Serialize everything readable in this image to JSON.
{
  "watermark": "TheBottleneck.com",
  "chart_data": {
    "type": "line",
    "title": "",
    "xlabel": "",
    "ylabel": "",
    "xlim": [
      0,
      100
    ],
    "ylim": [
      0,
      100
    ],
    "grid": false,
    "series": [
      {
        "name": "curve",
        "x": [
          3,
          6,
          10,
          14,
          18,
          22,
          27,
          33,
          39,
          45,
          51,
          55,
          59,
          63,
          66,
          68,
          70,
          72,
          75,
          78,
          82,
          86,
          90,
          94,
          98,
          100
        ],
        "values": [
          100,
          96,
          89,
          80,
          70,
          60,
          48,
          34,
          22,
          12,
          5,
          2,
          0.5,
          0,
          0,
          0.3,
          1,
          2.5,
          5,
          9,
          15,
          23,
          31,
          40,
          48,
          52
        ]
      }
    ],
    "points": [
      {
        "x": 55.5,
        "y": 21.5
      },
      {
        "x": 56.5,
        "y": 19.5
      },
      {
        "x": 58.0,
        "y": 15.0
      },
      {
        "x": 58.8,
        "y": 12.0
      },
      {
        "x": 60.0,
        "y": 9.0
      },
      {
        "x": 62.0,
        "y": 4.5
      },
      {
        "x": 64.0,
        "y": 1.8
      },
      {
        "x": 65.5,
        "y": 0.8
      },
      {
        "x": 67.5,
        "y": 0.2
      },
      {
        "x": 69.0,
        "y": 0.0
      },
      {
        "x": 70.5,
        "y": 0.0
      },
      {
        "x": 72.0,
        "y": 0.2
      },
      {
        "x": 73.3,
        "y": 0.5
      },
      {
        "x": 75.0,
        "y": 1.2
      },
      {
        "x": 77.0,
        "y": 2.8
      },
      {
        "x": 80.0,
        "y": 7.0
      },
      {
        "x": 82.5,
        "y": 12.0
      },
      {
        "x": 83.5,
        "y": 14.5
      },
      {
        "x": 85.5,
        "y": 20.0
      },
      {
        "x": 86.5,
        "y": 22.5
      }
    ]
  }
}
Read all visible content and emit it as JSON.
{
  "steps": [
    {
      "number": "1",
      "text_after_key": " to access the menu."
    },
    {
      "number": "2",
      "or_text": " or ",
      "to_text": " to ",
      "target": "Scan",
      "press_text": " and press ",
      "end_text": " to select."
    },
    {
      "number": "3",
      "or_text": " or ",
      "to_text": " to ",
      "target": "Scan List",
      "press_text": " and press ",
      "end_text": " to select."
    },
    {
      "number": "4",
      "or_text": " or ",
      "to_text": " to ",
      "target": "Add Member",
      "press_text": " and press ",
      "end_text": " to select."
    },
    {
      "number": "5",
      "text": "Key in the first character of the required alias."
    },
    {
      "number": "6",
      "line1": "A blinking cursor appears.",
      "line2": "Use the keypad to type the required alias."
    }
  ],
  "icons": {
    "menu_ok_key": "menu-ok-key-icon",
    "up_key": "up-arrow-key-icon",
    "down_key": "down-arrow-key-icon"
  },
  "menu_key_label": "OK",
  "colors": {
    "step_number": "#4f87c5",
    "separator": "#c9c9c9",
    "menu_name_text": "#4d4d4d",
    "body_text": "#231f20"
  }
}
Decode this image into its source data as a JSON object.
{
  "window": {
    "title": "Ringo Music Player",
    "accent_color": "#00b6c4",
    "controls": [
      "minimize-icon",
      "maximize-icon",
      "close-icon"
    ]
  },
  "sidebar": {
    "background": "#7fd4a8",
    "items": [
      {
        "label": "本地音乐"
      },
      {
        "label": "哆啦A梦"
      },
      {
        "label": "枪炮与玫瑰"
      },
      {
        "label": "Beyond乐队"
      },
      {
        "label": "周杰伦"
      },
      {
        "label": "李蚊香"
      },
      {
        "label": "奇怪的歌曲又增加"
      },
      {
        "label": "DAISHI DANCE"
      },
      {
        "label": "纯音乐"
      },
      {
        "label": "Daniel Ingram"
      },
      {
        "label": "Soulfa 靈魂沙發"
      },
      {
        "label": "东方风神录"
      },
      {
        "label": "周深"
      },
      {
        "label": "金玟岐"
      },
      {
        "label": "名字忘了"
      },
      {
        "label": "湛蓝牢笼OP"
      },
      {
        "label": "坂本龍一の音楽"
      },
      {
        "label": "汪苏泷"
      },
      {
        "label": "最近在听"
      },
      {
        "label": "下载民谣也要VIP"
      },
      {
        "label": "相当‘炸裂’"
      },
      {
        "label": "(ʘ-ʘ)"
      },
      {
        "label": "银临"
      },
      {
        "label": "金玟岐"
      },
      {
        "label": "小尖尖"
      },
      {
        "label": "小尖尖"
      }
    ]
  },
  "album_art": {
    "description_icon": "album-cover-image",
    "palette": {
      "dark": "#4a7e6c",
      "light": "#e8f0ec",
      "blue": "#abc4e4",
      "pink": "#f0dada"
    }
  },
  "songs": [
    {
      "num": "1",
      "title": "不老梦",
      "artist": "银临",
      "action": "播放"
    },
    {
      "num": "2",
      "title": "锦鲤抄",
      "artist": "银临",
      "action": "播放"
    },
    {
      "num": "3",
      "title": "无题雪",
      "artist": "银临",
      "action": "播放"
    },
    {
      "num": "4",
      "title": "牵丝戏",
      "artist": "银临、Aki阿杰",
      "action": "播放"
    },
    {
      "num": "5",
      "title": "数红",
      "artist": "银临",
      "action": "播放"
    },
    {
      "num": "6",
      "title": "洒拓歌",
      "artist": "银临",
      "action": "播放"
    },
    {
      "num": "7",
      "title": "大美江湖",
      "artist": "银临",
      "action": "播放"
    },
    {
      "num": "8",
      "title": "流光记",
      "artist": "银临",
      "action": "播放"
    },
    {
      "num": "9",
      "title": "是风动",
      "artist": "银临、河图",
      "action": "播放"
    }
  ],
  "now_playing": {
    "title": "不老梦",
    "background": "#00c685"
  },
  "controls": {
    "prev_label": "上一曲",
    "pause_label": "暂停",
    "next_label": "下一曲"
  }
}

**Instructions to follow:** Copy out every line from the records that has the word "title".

**Response to the exercise:**
    "title": "",
    "title": "Ringo Music Player",
      "title": "不老梦",
      "title": "锦鲤抄",
      "title": "无题雪",
      "title": "牵丝戏",
      "title": "数红",
      "title": "洒拓歌",
      "title": "大美江湖",
      "title": "流光记",
      "title": "是风动",
    "title": "不老梦",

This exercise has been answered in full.